Blended is probably one of my all-time favorite movies, hahaha. Source: CinemaBlend.
A few days ago, two people very close to me were discussing friends of theirs. They mentioned that "they don't have kids, not real ones at least", which confused me (do they have imaginary kids? What new trend is this?!). Their response was: Oh, they do have kids but those kids are adopted.

Ummm...ok, no.  I called them out on it and requested that they be extra careful with the terms they use when in front of my husband and kids. I'm pretty sure they got the point (if they didn't then, they will now!).

Before you attack them, please know that they're not bad people, they're just from a different generation which never really had to deal with this issue as much as our generation does. They don't get the sensitivities that come with this generation where blended families have become the norm. While step-familes, adopted families, and all sorts of combinations of family arrangements are normal to us, it just isn't to them. It is a non-issue for them to refer to those people's adopted kids as "not their real kids". But it is absolutely an issue - a BIG ONE - and I'll tell you why.

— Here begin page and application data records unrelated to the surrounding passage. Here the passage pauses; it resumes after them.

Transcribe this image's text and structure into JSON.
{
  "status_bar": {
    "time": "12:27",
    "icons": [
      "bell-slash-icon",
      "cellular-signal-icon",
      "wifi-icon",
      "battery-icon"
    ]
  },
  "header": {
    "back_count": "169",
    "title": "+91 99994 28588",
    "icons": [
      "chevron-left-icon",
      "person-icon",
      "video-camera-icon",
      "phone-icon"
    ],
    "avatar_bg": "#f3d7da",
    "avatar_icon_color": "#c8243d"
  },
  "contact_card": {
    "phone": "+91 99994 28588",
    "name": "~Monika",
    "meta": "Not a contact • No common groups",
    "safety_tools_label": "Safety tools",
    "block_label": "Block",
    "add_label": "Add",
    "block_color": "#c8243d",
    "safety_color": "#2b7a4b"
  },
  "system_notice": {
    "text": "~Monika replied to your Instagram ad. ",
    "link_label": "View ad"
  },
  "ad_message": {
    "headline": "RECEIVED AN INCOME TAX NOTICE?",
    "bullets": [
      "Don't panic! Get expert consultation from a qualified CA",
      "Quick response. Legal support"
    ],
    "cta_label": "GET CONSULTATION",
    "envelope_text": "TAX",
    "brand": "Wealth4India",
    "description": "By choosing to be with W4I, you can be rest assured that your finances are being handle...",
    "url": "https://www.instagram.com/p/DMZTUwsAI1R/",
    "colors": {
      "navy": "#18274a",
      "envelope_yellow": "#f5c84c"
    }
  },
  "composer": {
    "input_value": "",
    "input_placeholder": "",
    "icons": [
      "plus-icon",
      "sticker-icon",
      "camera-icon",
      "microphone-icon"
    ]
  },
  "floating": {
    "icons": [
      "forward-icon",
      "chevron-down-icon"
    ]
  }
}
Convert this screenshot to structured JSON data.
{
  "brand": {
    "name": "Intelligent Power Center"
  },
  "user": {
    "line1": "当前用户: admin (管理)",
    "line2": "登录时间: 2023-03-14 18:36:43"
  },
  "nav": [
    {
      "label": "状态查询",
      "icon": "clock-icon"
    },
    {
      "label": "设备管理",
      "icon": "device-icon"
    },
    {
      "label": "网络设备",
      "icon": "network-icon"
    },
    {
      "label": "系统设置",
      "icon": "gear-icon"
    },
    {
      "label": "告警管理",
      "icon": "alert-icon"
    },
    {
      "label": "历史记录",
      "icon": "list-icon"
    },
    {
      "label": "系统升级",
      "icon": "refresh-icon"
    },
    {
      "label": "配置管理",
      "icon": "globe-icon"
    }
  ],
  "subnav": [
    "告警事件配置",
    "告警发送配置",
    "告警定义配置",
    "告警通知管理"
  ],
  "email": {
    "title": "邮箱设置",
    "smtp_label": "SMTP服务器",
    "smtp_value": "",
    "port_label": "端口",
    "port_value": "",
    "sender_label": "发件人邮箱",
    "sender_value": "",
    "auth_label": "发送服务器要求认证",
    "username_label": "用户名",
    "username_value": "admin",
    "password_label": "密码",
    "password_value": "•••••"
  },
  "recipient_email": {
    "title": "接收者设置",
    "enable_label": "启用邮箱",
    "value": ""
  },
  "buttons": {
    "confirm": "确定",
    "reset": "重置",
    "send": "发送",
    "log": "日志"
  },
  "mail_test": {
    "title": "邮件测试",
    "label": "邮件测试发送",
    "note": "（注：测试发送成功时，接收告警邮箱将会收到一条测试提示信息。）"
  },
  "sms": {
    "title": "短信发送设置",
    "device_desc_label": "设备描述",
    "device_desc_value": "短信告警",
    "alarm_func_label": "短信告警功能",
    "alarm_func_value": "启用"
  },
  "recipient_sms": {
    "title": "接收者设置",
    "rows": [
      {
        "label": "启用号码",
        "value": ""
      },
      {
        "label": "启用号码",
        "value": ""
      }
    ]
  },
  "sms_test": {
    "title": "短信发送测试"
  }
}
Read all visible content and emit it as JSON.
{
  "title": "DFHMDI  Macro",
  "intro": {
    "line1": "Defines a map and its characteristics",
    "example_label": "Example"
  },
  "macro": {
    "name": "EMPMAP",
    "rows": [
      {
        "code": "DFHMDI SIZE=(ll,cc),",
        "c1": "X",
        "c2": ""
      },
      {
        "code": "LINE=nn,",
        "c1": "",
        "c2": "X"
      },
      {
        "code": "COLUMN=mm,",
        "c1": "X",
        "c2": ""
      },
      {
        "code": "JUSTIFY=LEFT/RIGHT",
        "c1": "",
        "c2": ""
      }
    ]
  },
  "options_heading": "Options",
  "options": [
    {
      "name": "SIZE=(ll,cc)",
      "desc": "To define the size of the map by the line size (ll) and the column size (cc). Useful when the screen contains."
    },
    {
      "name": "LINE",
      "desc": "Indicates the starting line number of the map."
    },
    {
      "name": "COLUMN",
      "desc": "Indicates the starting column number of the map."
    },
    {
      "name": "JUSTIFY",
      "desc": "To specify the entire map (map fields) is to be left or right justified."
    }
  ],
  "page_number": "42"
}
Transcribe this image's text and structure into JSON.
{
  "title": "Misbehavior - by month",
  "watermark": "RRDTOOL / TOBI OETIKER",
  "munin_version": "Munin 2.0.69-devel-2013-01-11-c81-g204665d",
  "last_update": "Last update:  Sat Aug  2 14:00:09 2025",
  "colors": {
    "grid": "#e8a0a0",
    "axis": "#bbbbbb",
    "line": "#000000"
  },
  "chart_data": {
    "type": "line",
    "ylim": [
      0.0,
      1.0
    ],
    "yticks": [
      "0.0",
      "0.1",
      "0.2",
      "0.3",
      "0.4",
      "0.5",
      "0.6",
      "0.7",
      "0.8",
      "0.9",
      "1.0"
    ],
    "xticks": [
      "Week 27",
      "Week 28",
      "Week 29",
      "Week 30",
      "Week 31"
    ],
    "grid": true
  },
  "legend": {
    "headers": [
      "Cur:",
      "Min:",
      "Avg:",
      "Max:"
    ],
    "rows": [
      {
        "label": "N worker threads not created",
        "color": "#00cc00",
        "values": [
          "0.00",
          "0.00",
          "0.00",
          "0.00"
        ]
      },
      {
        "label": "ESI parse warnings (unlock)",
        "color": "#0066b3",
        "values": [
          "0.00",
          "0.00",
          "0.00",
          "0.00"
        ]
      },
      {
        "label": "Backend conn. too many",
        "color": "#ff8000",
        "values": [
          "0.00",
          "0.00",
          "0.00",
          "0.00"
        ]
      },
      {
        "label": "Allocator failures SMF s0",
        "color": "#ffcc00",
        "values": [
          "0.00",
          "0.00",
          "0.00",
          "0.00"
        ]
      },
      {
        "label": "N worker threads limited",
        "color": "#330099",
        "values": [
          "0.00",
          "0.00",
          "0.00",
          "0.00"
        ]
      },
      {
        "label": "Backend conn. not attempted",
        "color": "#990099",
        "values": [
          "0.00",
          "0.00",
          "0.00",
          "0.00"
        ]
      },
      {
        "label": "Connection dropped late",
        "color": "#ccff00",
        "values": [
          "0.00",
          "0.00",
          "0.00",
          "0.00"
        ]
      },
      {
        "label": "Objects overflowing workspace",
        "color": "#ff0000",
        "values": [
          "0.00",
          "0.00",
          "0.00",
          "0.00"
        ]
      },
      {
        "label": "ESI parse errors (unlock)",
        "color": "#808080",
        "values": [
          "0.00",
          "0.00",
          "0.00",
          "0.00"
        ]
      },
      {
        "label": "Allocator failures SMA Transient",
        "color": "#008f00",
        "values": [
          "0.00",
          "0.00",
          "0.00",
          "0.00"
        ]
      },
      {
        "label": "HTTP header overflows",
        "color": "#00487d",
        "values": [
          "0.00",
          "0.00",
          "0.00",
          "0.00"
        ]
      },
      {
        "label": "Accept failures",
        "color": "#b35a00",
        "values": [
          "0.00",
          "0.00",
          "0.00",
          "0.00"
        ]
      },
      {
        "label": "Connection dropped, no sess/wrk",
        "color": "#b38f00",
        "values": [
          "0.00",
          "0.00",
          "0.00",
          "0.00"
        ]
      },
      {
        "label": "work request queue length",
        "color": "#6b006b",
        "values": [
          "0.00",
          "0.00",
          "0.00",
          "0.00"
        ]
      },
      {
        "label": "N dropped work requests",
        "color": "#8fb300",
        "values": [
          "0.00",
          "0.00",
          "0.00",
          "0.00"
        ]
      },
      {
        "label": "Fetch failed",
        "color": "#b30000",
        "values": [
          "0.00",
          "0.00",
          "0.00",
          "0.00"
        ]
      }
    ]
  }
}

I didn't grow up in a blended family. My nuclear family is "intact" with two parents who are both "biological" parents to two children. That is not to say, however, that I have led a sheltered life.

Growing up, a lot of my peers came from blended families. Some were a result of polygamous marriages, some from second/subsequent marriages, others still from adoption. Yet even as a kid, it was more natural for me to drop any prefixes when referring to non-biologically-related family members of my friends. "Hey S, your baby brother is so cute!" was always so much easier to say than, "Hey S, your half-brother from your dad's second wife is so cute!". It just made more sense to drop prefixes, I guess.

Also, Daniel refers to Aqil and Afraz has his kids. He refers to all his siblings as his siblings. He does this because his step-kids are his real kids, and his step-siblings are his real siblings. One term does not negate the other. But one term is significantly more efficient and also more affectionate (the prefix "step-" does sound a little more impersonal, to Dan & I at least).

In 2011, I began the process of adopting a sweet baby girl. From the moment I sent my application in, I referred to her as my daughter. It would have been devastating for me if anyone had referred to her as not being my "real" daughter. Obviously, the agency chose a different family for her, and I now have no right to refer to her as my daughter, but that sweet girl will forever have a place in my heart regardless. (For the record, yes it was a very difficult time for me, but I know the family she is now a part of, and she is a perfectly happy, healthy, well-loved little girl who is 100% the real daughter of her parents!)

So, if you're struggling with the terms you can and cannot use when talking to or about members in blended families, how can you avoid offending anyone?

First of all: Be mindful. Educate yourself on the different terms - step, adopted, foster (in Malay: tiri, angkat, bela).

Secondly, seek clarity on the different relationships and dynamics in the family by asking politely (if you are close to them) or just learning from their cues. For example, some people wouldn't take too kindly to you referring to their "stepmom who used to be their father's secretary but is now his second wife who also is only two years older than you", as their "mom". Just saying.

Oh no you didn't!!!
Thirdly, never ever ever assume you know more about that person's relationship to their child/sibling/parent than you actually do. Just always remember that you don't get to define their relationship - they do.

And when in doubt, just keep in mind that ALL family members are real and are valid as long as they are loved and cared for :)

P.S: You'll always be my real awesome readers who I have adopted into my heart and mind for all time. xoxo.